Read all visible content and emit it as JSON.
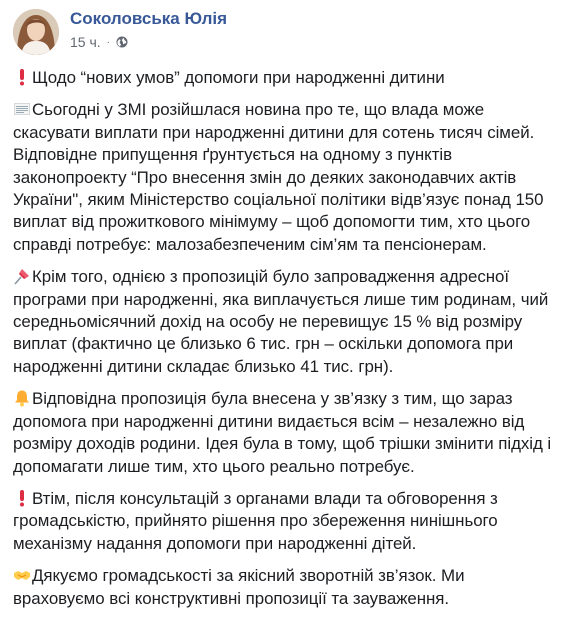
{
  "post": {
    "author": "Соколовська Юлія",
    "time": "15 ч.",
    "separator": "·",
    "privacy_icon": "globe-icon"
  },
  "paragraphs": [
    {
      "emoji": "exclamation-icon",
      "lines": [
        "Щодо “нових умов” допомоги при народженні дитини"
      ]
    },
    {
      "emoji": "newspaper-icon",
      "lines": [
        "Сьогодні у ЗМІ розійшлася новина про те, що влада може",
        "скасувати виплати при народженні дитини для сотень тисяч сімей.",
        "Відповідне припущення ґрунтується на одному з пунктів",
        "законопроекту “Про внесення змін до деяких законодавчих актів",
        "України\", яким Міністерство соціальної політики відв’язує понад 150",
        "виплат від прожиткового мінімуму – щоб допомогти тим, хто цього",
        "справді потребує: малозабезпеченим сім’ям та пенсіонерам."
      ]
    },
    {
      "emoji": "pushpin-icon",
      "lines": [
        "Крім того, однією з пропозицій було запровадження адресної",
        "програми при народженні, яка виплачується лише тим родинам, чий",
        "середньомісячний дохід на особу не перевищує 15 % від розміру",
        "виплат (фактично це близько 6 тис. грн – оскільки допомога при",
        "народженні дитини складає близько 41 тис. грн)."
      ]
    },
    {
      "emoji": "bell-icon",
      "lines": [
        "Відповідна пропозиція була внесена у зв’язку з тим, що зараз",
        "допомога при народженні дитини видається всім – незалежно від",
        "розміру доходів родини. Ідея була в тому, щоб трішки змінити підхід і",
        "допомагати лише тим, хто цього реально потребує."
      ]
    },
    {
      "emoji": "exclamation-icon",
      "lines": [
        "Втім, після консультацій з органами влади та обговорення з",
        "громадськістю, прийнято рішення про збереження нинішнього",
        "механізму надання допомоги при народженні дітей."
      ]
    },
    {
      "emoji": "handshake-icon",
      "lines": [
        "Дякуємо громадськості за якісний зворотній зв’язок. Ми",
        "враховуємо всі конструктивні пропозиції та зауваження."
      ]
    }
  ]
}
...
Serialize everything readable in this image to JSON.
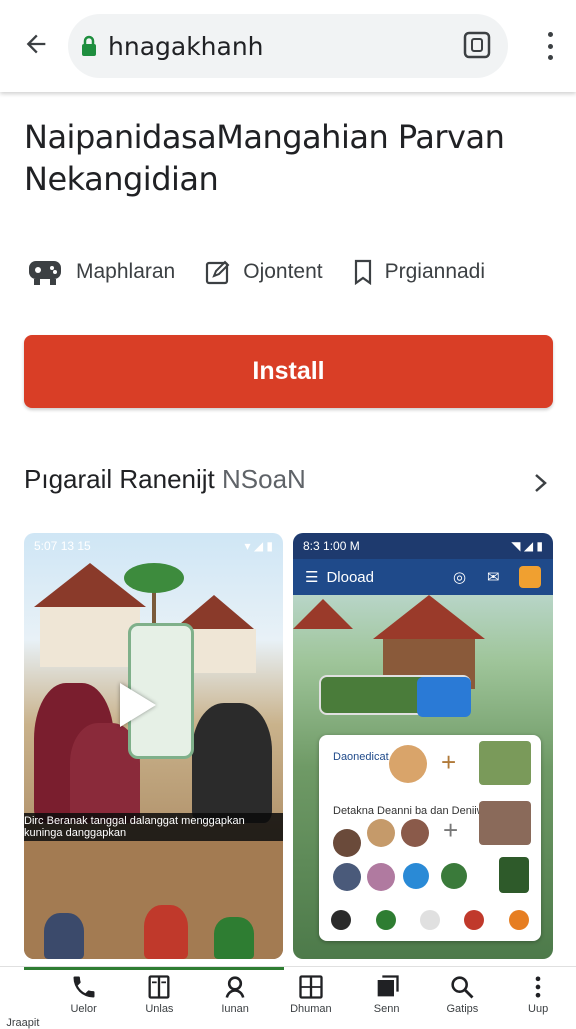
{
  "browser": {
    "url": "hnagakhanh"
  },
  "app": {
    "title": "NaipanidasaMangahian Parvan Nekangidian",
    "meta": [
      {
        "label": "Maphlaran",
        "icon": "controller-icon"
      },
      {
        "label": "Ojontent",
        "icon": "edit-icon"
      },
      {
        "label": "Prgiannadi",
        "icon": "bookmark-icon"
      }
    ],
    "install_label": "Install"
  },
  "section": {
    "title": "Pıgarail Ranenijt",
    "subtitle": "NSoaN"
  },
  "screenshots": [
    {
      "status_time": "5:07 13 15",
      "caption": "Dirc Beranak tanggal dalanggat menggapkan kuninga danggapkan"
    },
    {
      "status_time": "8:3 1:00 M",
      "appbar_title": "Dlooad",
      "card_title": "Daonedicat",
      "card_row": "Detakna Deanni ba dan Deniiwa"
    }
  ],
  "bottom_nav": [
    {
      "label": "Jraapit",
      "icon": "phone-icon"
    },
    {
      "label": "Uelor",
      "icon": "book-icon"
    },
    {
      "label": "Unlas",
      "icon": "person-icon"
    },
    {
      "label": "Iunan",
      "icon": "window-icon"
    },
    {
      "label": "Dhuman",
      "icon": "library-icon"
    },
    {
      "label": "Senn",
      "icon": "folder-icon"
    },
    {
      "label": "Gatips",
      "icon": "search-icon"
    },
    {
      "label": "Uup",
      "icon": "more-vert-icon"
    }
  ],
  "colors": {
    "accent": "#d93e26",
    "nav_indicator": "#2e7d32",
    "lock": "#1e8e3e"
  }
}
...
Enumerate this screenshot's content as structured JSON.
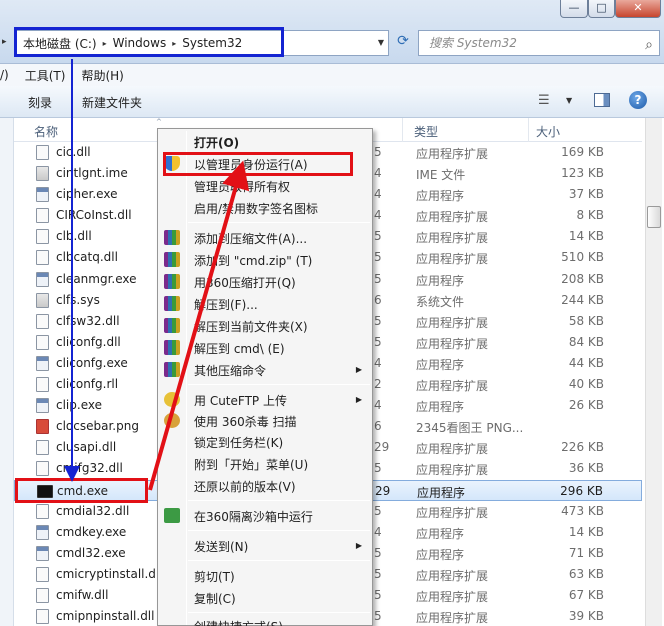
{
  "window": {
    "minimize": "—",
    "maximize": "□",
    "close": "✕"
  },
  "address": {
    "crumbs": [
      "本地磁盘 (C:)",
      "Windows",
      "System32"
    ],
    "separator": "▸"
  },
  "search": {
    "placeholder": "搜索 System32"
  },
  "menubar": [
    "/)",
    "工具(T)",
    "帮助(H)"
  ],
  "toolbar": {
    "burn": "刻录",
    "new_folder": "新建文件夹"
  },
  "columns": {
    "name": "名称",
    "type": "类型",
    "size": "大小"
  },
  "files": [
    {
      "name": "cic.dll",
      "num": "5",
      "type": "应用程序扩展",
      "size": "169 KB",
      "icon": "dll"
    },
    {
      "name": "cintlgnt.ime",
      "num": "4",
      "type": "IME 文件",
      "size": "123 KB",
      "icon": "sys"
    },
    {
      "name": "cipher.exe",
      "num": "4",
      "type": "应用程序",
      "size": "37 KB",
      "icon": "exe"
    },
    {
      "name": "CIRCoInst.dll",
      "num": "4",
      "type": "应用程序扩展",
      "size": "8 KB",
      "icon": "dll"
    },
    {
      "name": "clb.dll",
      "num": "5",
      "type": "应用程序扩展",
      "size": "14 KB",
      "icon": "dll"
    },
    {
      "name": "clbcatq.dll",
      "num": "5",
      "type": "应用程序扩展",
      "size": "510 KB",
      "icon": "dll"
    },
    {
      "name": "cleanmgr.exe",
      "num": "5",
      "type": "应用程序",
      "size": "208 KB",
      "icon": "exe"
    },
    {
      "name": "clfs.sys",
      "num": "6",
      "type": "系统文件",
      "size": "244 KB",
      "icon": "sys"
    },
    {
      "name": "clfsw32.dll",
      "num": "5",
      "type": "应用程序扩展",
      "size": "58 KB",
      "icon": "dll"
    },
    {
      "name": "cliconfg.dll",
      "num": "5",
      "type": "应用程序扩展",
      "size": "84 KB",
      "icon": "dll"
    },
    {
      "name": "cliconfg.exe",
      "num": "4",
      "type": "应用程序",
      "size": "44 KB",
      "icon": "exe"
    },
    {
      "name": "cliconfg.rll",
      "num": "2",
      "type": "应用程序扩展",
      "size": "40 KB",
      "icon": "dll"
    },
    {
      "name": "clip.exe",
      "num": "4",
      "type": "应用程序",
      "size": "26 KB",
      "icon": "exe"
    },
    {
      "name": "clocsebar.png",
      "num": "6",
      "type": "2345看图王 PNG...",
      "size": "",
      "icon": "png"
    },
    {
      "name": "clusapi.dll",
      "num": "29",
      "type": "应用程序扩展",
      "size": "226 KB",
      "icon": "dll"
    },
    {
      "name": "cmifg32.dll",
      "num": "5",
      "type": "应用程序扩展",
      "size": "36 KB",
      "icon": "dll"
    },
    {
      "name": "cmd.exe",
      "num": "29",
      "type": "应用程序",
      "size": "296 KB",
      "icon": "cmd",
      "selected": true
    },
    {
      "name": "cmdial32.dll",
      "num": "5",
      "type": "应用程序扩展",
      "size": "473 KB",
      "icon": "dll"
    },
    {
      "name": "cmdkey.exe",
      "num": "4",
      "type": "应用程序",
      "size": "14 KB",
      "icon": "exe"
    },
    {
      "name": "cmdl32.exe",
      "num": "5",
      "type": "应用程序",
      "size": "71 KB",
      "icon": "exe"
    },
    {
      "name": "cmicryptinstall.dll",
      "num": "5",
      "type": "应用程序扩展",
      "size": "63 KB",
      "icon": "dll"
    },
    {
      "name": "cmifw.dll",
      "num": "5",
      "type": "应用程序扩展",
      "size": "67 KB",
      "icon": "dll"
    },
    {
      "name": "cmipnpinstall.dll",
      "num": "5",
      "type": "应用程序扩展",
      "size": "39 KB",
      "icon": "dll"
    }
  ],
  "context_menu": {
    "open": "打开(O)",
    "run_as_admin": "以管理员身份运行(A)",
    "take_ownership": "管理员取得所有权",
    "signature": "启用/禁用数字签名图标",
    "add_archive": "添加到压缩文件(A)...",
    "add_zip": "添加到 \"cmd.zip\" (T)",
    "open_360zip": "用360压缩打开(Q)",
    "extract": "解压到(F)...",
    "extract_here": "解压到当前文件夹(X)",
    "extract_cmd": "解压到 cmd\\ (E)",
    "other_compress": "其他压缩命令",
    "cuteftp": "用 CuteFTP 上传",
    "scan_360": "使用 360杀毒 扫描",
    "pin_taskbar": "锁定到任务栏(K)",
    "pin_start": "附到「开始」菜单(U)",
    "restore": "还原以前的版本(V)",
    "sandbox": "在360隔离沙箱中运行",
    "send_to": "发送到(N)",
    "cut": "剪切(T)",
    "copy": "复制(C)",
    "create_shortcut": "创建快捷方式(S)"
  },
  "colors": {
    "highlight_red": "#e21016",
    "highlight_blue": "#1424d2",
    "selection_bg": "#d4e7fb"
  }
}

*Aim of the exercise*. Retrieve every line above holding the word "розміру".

*Your solution*.
        "середньомісячний дохід на особу не перевищує 15 % від розміру",
        "розміру доходів родини. Ідея була в тому, щоб трішки змінити підхід і",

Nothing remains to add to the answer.